Give the data again exactly as it is written.

## Provided information
----------

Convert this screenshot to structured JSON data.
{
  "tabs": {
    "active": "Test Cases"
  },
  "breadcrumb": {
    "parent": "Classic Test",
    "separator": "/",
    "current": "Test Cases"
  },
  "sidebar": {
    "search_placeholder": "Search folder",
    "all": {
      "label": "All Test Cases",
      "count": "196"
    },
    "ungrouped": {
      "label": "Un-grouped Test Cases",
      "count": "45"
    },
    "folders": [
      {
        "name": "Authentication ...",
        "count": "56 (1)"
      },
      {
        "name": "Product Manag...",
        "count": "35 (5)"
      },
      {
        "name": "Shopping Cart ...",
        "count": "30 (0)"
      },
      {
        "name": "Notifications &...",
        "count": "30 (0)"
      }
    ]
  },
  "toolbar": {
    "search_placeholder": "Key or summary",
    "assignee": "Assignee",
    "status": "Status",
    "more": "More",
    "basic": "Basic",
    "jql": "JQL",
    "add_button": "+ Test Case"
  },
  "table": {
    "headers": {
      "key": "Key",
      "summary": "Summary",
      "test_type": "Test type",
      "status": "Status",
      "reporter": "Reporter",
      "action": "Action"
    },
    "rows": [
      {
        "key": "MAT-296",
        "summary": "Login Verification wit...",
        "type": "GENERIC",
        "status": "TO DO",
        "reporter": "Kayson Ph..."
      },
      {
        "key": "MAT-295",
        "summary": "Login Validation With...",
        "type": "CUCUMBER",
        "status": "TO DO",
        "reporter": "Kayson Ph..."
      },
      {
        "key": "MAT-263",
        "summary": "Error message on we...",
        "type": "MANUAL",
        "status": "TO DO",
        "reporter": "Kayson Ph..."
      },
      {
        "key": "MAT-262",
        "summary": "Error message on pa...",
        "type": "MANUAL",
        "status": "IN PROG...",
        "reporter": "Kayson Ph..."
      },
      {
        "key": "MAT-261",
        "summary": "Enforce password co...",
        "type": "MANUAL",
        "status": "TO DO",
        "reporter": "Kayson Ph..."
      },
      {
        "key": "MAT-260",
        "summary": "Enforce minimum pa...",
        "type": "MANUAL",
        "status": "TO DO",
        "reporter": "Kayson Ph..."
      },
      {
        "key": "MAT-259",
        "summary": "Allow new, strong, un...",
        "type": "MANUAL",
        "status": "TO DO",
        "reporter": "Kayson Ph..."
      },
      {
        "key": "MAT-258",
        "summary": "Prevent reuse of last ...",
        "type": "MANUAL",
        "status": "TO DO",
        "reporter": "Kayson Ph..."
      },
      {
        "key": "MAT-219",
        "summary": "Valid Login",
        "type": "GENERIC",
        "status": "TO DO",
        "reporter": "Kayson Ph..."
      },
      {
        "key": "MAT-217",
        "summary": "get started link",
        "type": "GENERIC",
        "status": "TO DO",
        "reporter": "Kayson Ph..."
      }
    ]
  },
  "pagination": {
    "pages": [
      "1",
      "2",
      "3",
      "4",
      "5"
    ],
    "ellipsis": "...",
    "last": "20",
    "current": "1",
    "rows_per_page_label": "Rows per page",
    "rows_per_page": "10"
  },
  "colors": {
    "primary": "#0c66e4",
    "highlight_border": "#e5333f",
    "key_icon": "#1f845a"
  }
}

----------

## Result of this exercise
Convert this screenshot to structured JSON data.
{
  "tabs": {
    "active": "Test Cases"
  },
  "breadcrumb": {
    "parent": "Classic Test",
    "separator": "/",
    "current": "Test Cases"
  },
  "sidebar": {
    "search_placeholder": "Search folder",
    "all": {
      "label": "All Test Cases",
      "count": "196"
    },
    "ungrouped": {
      "label": "Un-grouped Test Cases",
      "count": "45"
    },
    "folders": [
      {
        "name": "Authentication ...",
        "count": "56 (1)"
      },
      {
        "name": "Product Manag...",
        "count": "35 (5)"
      },
      {
        "name": "Shopping Cart ...",
        "count": "30 (0)"
      },
      {
        "name": "Notifications &...",
        "count": "30 (0)"
      }
    ]
  },
  "toolbar": {
    "search_placeholder": "Key or summary",
    "assignee": "Assignee",
    "status": "Status",
    "more": "More",
    "basic": "Basic",
    "jql": "JQL",
    "add_button": "+ Test Case"
  },
  "table": {
    "headers": {
      "key": "Key",
      "summary": "Summary",
      "test_type": "Test type",
      "status": "Status",
      "reporter": "Reporter",
      "action": "Action"
    },
    "rows": [
      {
        "key": "MAT-296",
        "summary": "Login Verification wit...",
        "type": "GENERIC",
        "status": "TO DO",
        "reporter": "Kayson Ph..."
      },
      {
        "key": "MAT-295",
        "summary": "Login Validation With...",
        "type": "CUCUMBER",
        "status": "TO DO",
        "reporter": "Kayson Ph..."
      },
      {
        "key": "MAT-263",
        "summary": "Error message on we...",
        "type": "MANUAL",
        "status": "TO DO",
        "reporter": "Kayson Ph..."
      },
      {
        "key": "MAT-262",
        "summary": "Error message on pa...",
        "type": "MANUAL",
        "status": "IN PROG...",
        "reporter": "Kayson Ph..."
      },
      {
        "key": "MAT-261",
        "summary": "Enforce password co...",
        "type": "MANUAL",
        "status": "TO DO",
        "reporter": "Kayson Ph..."
      },
      {
        "key": "MAT-260",
        "summary": "Enforce minimum pa...",
        "type": "MANUAL",
        "status": "TO DO",
        "reporter": "Kayson Ph..."
      },
      {
        "key": "MAT-259",
        "summary": "Allow new, strong, un...",
        "type": "MANUAL",
        "status": "TO DO",
        "reporter": "Kayson Ph..."
      },
      {
        "key": "MAT-258",
        "summary": "Prevent reuse of last ...",
        "type": "MANUAL",
        "status": "TO DO",
        "reporter": "Kayson Ph..."
      },
      {
        "key": "MAT-219",
        "summary": "Valid Login",
        "type": "GENERIC",
        "status": "TO DO",
        "reporter": "Kayson Ph..."
      },
      {
        "key": "MAT-217",
        "summary": "get started link",
        "type": "GENERIC",
        "status": "TO DO",
        "reporter": "Kayson Ph..."
      }
    ]
  },
  "pagination": {
    "pages": [
      "1",
      "2",
      "3",
      "4",
      "5"
    ],
    "ellipsis": "...",
    "last": "20",
    "current": "1",
    "rows_per_page_label": "Rows per page",
    "rows_per_page": "10"
  },
  "colors": {
    "primary": "#0c66e4",
    "highlight_border": "#e5333f",
    "key_icon": "#1f845a"
  }
}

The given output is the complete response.